While it took an adjustment at first when transitioning from theatre to museum design, I learned to rely on the curator, the artist, lots of research and my own intuition to help interpret what the objects have to say and how this informs the world of the exhibition.

For the Mint’s most recent exhibition Classic Black: The Basalt Sculpture of Wedgwood and His Contemporaries at Mint Museum Randolph, I worked with curator Brian Gallagher and did months of research to help interpret what the more than 100 objects—ranging from small portrait medallions to large busts and vases—all of the objects had their own story, so finding a way to weave those stories together to create a seamless narrative was one of the biggest design challenges I’d faced. The other distinctive aspect of these “characters” was that they were all “costumed in black”—or rather, they are all made of a black basalt ceramic material. So one of the first design decisions influenced by our cast of characters was to set them in a world of color. But how to shape the gallery into a stage that each of these characters could come to life?

Inside the galleries at “Classic Black: The Basalt Sculpture of Wedgwood and His Contemporaries” at Mint Museum Randolph. Photo by Brandon Scott

Originally produced in the 18th century, these objects were thriving in the height of neoclassical design. My research lead me through the designs of Robert Adam, whose aesthetic focused on the movement of the eye from floor to ceiling, creating architectural features that would frame these objects within the elegant rooms. For our exhibition, each of the three gallery rooms was inspired by the grand designs of the neoclassical style. The Sculpture Hall for the character that told the story of the classics, The Library for the characters that were the thinkers and the politicians, and finally, for the beautiful characters fit for the finest entertaining, The Drawing Room.

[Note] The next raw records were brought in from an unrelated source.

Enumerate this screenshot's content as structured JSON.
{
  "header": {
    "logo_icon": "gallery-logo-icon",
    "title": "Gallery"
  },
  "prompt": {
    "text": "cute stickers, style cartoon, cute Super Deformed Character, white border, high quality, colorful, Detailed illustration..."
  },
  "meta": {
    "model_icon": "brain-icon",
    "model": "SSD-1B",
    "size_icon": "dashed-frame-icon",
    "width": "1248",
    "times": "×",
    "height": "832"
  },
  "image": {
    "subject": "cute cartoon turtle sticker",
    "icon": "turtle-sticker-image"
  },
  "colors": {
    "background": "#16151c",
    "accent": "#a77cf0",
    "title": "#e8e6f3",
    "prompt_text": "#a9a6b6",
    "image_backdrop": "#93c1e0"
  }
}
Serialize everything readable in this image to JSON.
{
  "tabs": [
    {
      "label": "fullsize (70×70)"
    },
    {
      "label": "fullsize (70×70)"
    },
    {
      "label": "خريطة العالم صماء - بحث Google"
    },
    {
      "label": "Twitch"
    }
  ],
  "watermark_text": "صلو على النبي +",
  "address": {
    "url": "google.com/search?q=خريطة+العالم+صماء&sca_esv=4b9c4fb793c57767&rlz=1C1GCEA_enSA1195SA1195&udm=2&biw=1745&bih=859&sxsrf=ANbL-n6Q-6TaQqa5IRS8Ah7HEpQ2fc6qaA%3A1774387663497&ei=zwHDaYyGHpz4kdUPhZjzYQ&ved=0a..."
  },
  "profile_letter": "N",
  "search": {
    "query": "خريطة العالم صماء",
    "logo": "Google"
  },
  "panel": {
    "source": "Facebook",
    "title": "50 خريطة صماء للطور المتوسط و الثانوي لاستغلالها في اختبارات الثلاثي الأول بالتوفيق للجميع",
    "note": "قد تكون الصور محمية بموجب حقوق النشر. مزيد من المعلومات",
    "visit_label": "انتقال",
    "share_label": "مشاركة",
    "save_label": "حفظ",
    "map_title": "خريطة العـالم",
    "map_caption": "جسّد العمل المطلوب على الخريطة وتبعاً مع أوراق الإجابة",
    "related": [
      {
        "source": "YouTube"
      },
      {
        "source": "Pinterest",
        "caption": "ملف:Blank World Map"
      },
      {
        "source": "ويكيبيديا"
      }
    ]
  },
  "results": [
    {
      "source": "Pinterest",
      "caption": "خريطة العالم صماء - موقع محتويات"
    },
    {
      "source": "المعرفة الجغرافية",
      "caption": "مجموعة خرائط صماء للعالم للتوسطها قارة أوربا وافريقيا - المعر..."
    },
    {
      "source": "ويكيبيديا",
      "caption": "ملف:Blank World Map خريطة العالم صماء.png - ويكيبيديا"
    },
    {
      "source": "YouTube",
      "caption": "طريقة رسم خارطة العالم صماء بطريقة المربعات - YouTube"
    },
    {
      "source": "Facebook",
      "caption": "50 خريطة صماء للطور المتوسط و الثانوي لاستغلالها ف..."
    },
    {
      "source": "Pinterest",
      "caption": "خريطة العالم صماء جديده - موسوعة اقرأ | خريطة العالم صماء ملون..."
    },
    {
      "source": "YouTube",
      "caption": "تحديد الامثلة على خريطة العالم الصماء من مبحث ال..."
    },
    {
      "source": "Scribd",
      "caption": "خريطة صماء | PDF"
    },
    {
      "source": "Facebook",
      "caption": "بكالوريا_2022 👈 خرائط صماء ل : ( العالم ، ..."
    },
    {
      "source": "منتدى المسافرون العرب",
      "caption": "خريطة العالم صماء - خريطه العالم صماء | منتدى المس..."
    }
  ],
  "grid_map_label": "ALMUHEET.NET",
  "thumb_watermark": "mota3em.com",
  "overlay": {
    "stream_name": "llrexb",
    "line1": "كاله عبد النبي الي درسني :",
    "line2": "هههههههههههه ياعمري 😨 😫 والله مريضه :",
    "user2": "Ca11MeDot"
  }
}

The audience is your most important collaborator

Theatre is a collaborative art. Actors, the director, designers, and stage technicians—they all bring their expertise and talents to the process, but it isn’t until that first performance with an audience that the team is complete. While working as a theatre designer, I was so intrigued by the prospect of designing for an environment where the audience is no longer confined to a theatre seat and can navigate their way through a multidimensional creative moment.

This led me away from the “black box” of the theatre and into the “white box” of the museum gallery. With each new exhibition design project, I learn and apply new ways of creating immersive and engaging spaces for the visitor to create their own stories.

The most theatrical design I’ve yet to do in the museum, the exhibition Never Abandon Imagination: The Fantastical Art of Tony DiTerlizzi needed a design that invited the characters in DiTerlizzi’s illustrations to break out of the white box and come play in the gallery. Designed into the immersive exhibition there where drawing activities, larger than life character cutouts, and books to read and look at so that visitors to the exhibition could interact with the characters the book they live in, creating their own stories.

Inside the gallery at the “Never Abandon Imagination: The Fantastical Art of Tony DeTerlizzi.”

I still return to the theatre to remind myself of these lessons and learn new ones that might help make me a stronger designer—for the stage or the gallery. Last fall I worked with Children’s Theatre of Charlotte on their world premiere production of The Invisible Boy. Part rock concert and part picture book, the scenic design brought the beloved children’s story by Trudy Ludwig to life, pulling inspirations directly from the pages of this thoughtful book about a boy, Brian, whose vivid imagination becomes a canvas for his creativity.

On set at Children’s Theatre of Charlotte’s “The Invisible Boy” performance. Photos by John Merrick